Interface dataset entries:
──────
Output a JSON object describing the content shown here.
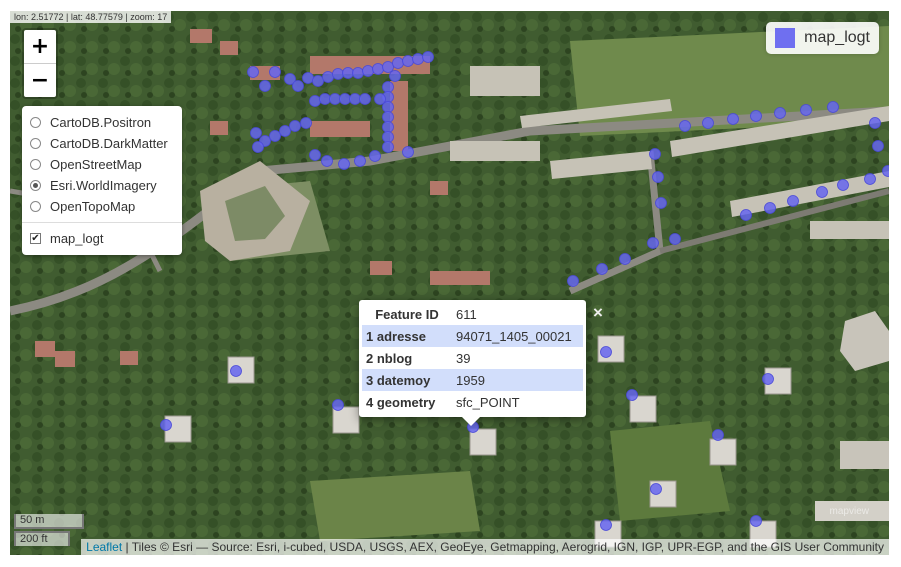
{
  "map": {
    "coord_readout": "lon: 2.51772 | lat: 48.77579 | zoom: 17",
    "zoom_in": "+",
    "zoom_out": "−",
    "basemaps": [
      {
        "label": "CartoDB.Positron",
        "selected": false
      },
      {
        "label": "CartoDB.DarkMatter",
        "selected": false
      },
      {
        "label": "OpenStreetMap",
        "selected": false
      },
      {
        "label": "Esri.WorldImagery",
        "selected": true
      },
      {
        "label": "OpenTopoMap",
        "selected": false
      }
    ],
    "overlay": {
      "label": "map_logt",
      "check": "✔"
    },
    "legend": {
      "label": "map_logt",
      "color": "#6f6ff0"
    },
    "popup": {
      "rows": [
        {
          "key": "Feature ID",
          "value": "611"
        },
        {
          "key": "1 adresse",
          "value": "94071_1405_00021"
        },
        {
          "key": "2 nblog",
          "value": "39"
        },
        {
          "key": "3 datemoy",
          "value": "1959"
        },
        {
          "key": "4 geometry",
          "value": "sfc_POINT"
        }
      ],
      "close": "×"
    },
    "scale": {
      "metric": "50 m",
      "imperial": "200 ft"
    },
    "attribution": {
      "link": "Leaflet",
      "text": " | Tiles © Esri — Source: Esri, i-cubed, USDA, USGS, AEX, GeoEye, Getmapping, Aerogrid, IGN, IGP, UPR-EGP, and the GIS User Community"
    },
    "watermark": "mapview",
    "marker_color": "#6666ee",
    "imagery_colors": {
      "vegetation": "#3f5a2f",
      "roof": "#b8b2a6",
      "road": "#8a8a84"
    }
  }
}
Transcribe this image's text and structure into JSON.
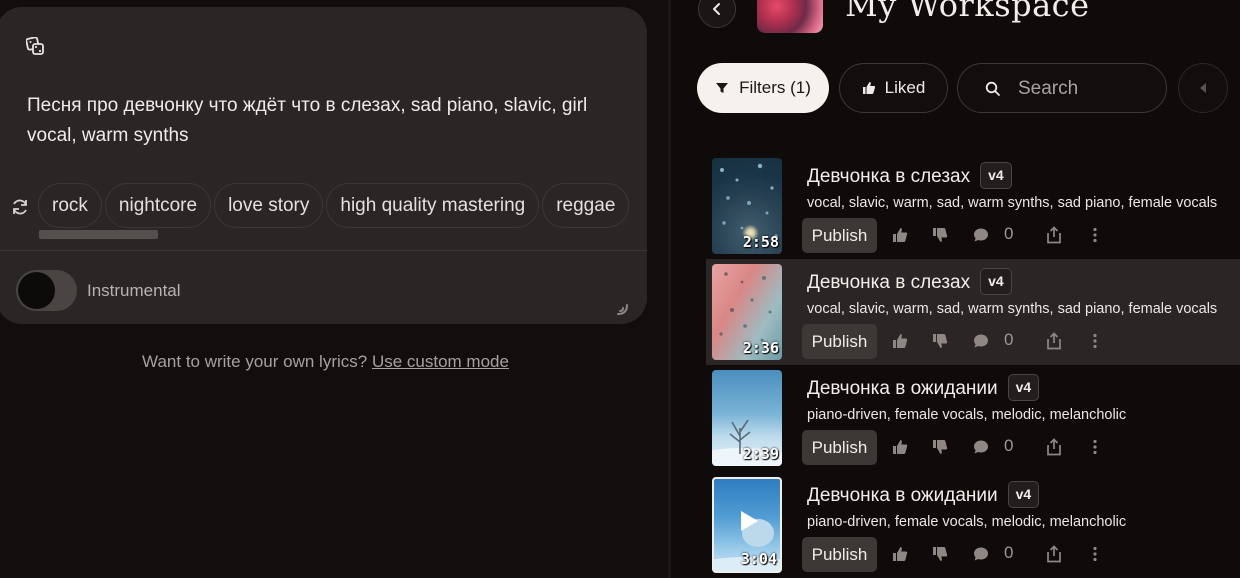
{
  "left": {
    "prompt": "Песня про девчонку что ждёт что в слезах, sad piano, slavic, girl vocal, warm synths",
    "tags": [
      "rock",
      "nightcore",
      "love story",
      "high quality mastering",
      "reggae"
    ],
    "instrumental_label": "Instrumental",
    "custom_prefix": "Want to write your own lyrics?",
    "custom_link": "Use custom mode"
  },
  "header": {
    "title": "My Workspace"
  },
  "toolbar": {
    "filters_label": "Filters (1)",
    "liked_label": "Liked",
    "search_placeholder": "Search"
  },
  "tracks": [
    {
      "title": "Девчонка в слезах",
      "version": "v4",
      "tags": "vocal, slavic, warm, sad, warm synths, sad piano, female vocals",
      "duration": "2:58",
      "publish": "Publish",
      "comments": "0"
    },
    {
      "title": "Девчонка в слезах",
      "version": "v4",
      "tags": "vocal, slavic, warm, sad, warm synths, sad piano, female vocals",
      "duration": "2:36",
      "publish": "Publish",
      "comments": "0"
    },
    {
      "title": "Девчонка в ожидании",
      "version": "v4",
      "tags": "piano-driven, female vocals, melodic, melancholic",
      "duration": "2:39",
      "publish": "Publish",
      "comments": "0"
    },
    {
      "title": "Девчонка в ожидании",
      "version": "v4",
      "tags": "piano-driven, female vocals, melodic, melancholic",
      "duration": "3:04",
      "publish": "Publish",
      "comments": "0"
    }
  ],
  "icons": [
    "dice-icon",
    "refresh-icon",
    "resize-icon",
    "back-arrow-icon",
    "filter-icon",
    "thumbs-up-icon",
    "search-icon",
    "chevron-left-icon",
    "thumbs-down-icon",
    "comment-icon",
    "share-icon",
    "more-icon",
    "play-icon"
  ],
  "colors": {
    "background": "#0f0b0b",
    "card": "#2a2625",
    "filters_active": "#f6f1ec",
    "publish_bg": "#3d3836"
  }
}
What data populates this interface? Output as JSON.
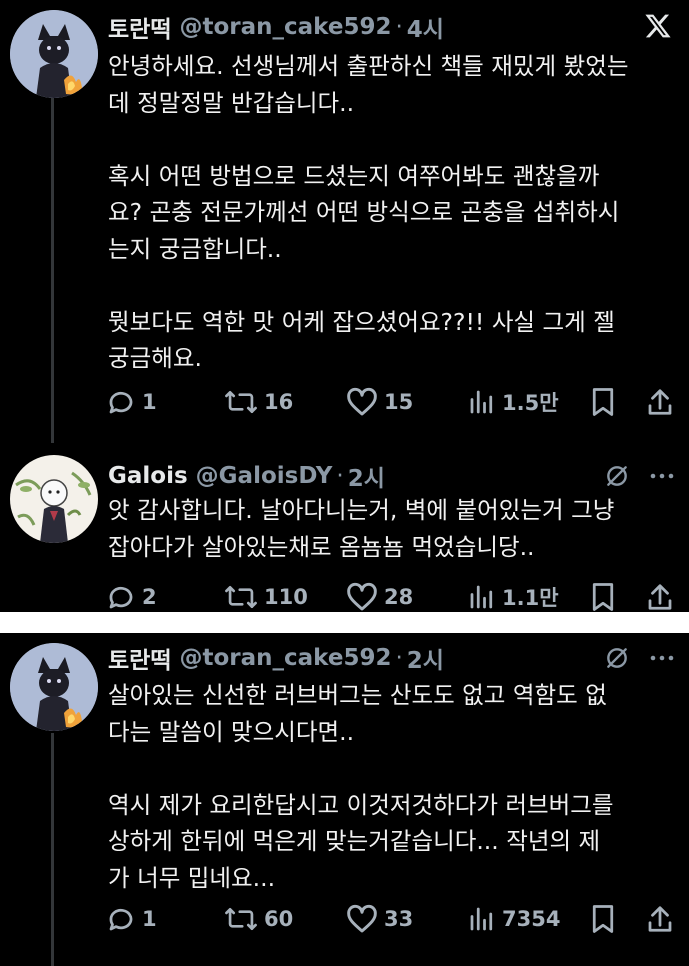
{
  "colors": {
    "background": "#000000",
    "text": "#e7e9ea",
    "muted": "#8b98a5",
    "line": "#333639"
  },
  "tweets": [
    {
      "name": "토란떡",
      "handle": "@toran_cake592",
      "separator": "·",
      "time": "4시",
      "paragraphs": [
        "안녕하세요. 선생님께서 출판하신 책들 재밌게 봤었는데 정말정말 반갑습니다..",
        "혹시 어떤 방법으로 드셨는지 여쭈어봐도 괜찮을까요? 곤충 전문가께선 어떤 방식으로 곤충을 섭취하시는지 궁금합니다..",
        "뭣보다도 역한 맛 어케 잡으셨어요??!! 사실 그게 젤 궁금해요."
      ],
      "lines": [
        [
          "안녕하세요. 선생님께서 출판하신 책들 재밌게 봤었는",
          "데 정말정말 반갑습니다.."
        ],
        [
          "혹시 어떤 방법으로 드셨는지 여쭈어봐도 괜찮을까",
          "요? 곤충 전문가께선 어떤 방식으로 곤충을 섭취하시",
          "는지 궁금합니다.."
        ],
        [
          "뭣보다도 역한 맛 어케 잡으셨어요??!! 사실 그게 젤",
          "궁금해요."
        ]
      ],
      "replies": "1",
      "reposts": "16",
      "likes": "15",
      "views": "1.5만",
      "top_icon": "x-logo-icon"
    },
    {
      "name": "Galois",
      "handle": "@GaloisDY",
      "separator": "·",
      "time": "2시",
      "lines": [
        [
          "앗 감사합니다. 날아다니는거, 벽에 붙어있는거 그냥",
          "잡아다가 살아있는채로 옴뇸뇸 먹었습니당.."
        ]
      ],
      "replies": "2",
      "reposts": "110",
      "likes": "28",
      "views": "1.1만",
      "top_icon": "grok-icon"
    },
    {
      "name": "토란떡",
      "handle": "@toran_cake592",
      "separator": "·",
      "time": "2시",
      "lines": [
        [
          "살아있는 신선한 러브버그는 산도도 없고 역함도 없",
          "다는 말씀이 맞으시다면.."
        ],
        [
          "역시 제가 요리한답시고 이것저것하다가 러브버그를",
          "상하게 한뒤에 먹은게 맞는거같습니다... 작년의 제",
          "가 너무 밉네요..."
        ]
      ],
      "replies": "1",
      "reposts": "60",
      "likes": "33",
      "views": "7354",
      "top_icon": "grok-icon"
    }
  ]
}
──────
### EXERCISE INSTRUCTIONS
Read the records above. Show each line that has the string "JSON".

### RESPONSE BELOW
Output a JSON object describing the content shown here.
Transcribe this image's text and structure into JSON.
What data populates this interface? Output as JSON.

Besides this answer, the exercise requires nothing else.